» **Task goal**
Repeat each record below exactly as it is written.

» **Material for this exercise**

- - - -

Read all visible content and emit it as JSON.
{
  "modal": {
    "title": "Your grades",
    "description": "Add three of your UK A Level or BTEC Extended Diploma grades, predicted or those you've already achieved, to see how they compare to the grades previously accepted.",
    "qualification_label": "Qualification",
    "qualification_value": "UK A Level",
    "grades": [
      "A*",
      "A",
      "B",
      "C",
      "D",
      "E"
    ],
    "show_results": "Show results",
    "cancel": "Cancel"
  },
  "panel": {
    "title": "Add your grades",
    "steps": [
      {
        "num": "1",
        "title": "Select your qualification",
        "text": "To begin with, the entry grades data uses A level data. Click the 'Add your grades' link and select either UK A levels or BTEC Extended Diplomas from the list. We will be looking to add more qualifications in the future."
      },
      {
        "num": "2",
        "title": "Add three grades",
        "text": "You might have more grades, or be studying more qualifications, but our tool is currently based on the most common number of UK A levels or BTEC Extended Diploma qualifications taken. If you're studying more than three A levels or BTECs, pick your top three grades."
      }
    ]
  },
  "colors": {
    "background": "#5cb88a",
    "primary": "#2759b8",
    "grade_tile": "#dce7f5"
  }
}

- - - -

» **Reply**
Read all visible content and emit it as JSON.
{
  "modal": {
    "title": "Your grades",
    "description": "Add three of your UK A Level or BTEC Extended Diploma grades, predicted or those you've already achieved, to see how they compare to the grades previously accepted.",
    "qualification_label": "Qualification",
    "qualification_value": "UK A Level",
    "grades": [
      "A*",
      "A",
      "B",
      "C",
      "D",
      "E"
    ],
    "show_results": "Show results",
    "cancel": "Cancel"
  },
  "panel": {
    "title": "Add your grades",
    "steps": [
      {
        "num": "1",
        "title": "Select your qualification",
        "text": "To begin with, the entry grades data uses A level data. Click the 'Add your grades' link and select either UK A levels or BTEC Extended Diplomas from the list. We will be looking to add more qualifications in the future."
      },
      {
        "num": "2",
        "title": "Add three grades",
        "text": "You might have more grades, or be studying more qualifications, but our tool is currently based on the most common number of UK A levels or BTEC Extended Diploma qualifications taken. If you're studying more than three A levels or BTECs, pick your top three grades."
      }
    ]
  },
  "colors": {
    "background": "#5cb88a",
    "primary": "#2759b8",
    "grade_tile": "#dce7f5"
  }
}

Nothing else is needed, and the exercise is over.